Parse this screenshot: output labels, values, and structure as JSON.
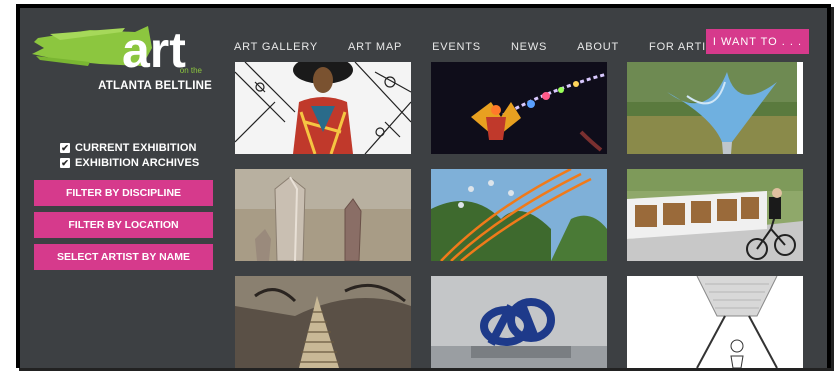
{
  "logo": {
    "word": "art",
    "on_the": "on the",
    "subtitle": "ATLANTA BELTLINE"
  },
  "nav": {
    "items": [
      "ART GALLERY",
      "ART MAP",
      "EVENTS",
      "NEWS",
      "ABOUT",
      "FOR ARTISTS"
    ],
    "cta": "I WANT TO . . ."
  },
  "filters": {
    "checkboxes": [
      {
        "label": "CURRENT EXHIBITION",
        "checked": true
      },
      {
        "label": "EXHIBITION ARCHIVES",
        "checked": true
      }
    ],
    "buttons": [
      "FILTER BY DISCIPLINE",
      "FILTER BY LOCATION",
      "SELECT ARTIST BY NAME"
    ]
  },
  "gallery": {
    "tiles": [
      {
        "subject": "portrait-collage"
      },
      {
        "subject": "lantern-night"
      },
      {
        "subject": "metal-sculpture"
      },
      {
        "subject": "crystals"
      },
      {
        "subject": "orange-lines-sky"
      },
      {
        "subject": "cyclist-mural"
      },
      {
        "subject": "woven-cone"
      },
      {
        "subject": "blue-knot"
      },
      {
        "subject": "swing-sketch"
      }
    ]
  },
  "colors": {
    "background": "#3d4043",
    "accent": "#d63a8c",
    "brand_green": "#8cc63f"
  }
}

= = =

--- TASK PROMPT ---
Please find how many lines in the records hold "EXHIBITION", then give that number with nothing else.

--- EXERCISE RESULT ---
2